* _Your goal_
Produce an exact copy of the listing.

* _Records to use_
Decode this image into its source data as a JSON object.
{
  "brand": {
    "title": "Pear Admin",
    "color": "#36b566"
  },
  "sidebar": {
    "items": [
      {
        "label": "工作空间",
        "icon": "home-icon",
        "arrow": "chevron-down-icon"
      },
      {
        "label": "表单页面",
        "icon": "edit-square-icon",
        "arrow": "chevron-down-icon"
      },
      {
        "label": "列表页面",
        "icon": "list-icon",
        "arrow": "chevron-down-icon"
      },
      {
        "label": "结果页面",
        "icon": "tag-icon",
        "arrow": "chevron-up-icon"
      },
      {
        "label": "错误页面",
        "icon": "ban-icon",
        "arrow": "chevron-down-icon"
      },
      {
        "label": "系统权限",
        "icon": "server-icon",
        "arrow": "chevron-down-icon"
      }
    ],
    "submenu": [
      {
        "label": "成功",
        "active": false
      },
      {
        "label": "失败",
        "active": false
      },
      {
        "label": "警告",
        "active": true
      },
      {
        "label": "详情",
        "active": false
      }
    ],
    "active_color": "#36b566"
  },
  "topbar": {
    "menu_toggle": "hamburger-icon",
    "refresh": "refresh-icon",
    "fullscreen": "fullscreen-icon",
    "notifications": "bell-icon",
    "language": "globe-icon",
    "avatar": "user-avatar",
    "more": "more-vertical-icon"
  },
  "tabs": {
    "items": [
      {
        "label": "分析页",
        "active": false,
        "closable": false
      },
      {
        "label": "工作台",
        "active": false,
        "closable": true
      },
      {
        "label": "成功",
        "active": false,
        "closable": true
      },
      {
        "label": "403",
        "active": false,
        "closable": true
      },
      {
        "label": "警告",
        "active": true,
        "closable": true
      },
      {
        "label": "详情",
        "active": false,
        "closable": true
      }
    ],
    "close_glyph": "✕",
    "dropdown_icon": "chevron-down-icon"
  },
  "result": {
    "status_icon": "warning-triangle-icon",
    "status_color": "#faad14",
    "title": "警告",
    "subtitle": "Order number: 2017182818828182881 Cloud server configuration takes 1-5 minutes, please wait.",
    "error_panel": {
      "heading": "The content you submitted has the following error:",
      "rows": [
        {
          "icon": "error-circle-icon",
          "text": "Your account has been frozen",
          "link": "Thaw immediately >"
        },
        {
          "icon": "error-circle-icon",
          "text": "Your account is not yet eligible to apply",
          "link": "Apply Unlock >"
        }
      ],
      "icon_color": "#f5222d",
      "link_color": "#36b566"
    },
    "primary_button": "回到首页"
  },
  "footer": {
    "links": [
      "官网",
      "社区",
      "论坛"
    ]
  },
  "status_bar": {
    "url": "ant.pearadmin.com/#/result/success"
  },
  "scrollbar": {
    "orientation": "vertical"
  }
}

* _Answer for this exercise_
Decode this image into its source data as a JSON object.
{
  "brand": {
    "title": "Pear Admin",
    "color": "#36b566"
  },
  "sidebar": {
    "items": [
      {
        "label": "工作空间",
        "icon": "home-icon",
        "arrow": "chevron-down-icon"
      },
      {
        "label": "表单页面",
        "icon": "edit-square-icon",
        "arrow": "chevron-down-icon"
      },
      {
        "label": "列表页面",
        "icon": "list-icon",
        "arrow": "chevron-down-icon"
      },
      {
        "label": "结果页面",
        "icon": "tag-icon",
        "arrow": "chevron-up-icon"
      },
      {
        "label": "错误页面",
        "icon": "ban-icon",
        "arrow": "chevron-down-icon"
      },
      {
        "label": "系统权限",
        "icon": "server-icon",
        "arrow": "chevron-down-icon"
      }
    ],
    "submenu": [
      {
        "label": "成功",
        "active": false
      },
      {
        "label": "失败",
        "active": false
      },
      {
        "label": "警告",
        "active": true
      },
      {
        "label": "详情",
        "active": false
      }
    ],
    "active_color": "#36b566"
  },
  "topbar": {
    "menu_toggle": "hamburger-icon",
    "refresh": "refresh-icon",
    "fullscreen": "fullscreen-icon",
    "notifications": "bell-icon",
    "language": "globe-icon",
    "avatar": "user-avatar",
    "more": "more-vertical-icon"
  },
  "tabs": {
    "items": [
      {
        "label": "分析页",
        "active": false,
        "closable": false
      },
      {
        "label": "工作台",
        "active": false,
        "closable": true
      },
      {
        "label": "成功",
        "active": false,
        "closable": true
      },
      {
        "label": "403",
        "active": false,
        "closable": true
      },
      {
        "label": "警告",
        "active": true,
        "closable": true
      },
      {
        "label": "详情",
        "active": false,
        "closable": true
      }
    ],
    "close_glyph": "✕",
    "dropdown_icon": "chevron-down-icon"
  },
  "result": {
    "status_icon": "warning-triangle-icon",
    "status_color": "#faad14",
    "title": "警告",
    "subtitle": "Order number: 2017182818828182881 Cloud server configuration takes 1-5 minutes, please wait.",
    "error_panel": {
      "heading": "The content you submitted has the following error:",
      "rows": [
        {
          "icon": "error-circle-icon",
          "text": "Your account has been frozen",
          "link": "Thaw immediately >"
        },
        {
          "icon": "error-circle-icon",
          "text": "Your account is not yet eligible to apply",
          "link": "Apply Unlock >"
        }
      ],
      "icon_color": "#f5222d",
      "link_color": "#36b566"
    },
    "primary_button": "回到首页"
  },
  "footer": {
    "links": [
      "官网",
      "社区",
      "论坛"
    ]
  },
  "status_bar": {
    "url": "ant.pearadmin.com/#/result/success"
  },
  "scrollbar": {
    "orientation": "vertical"
  }
}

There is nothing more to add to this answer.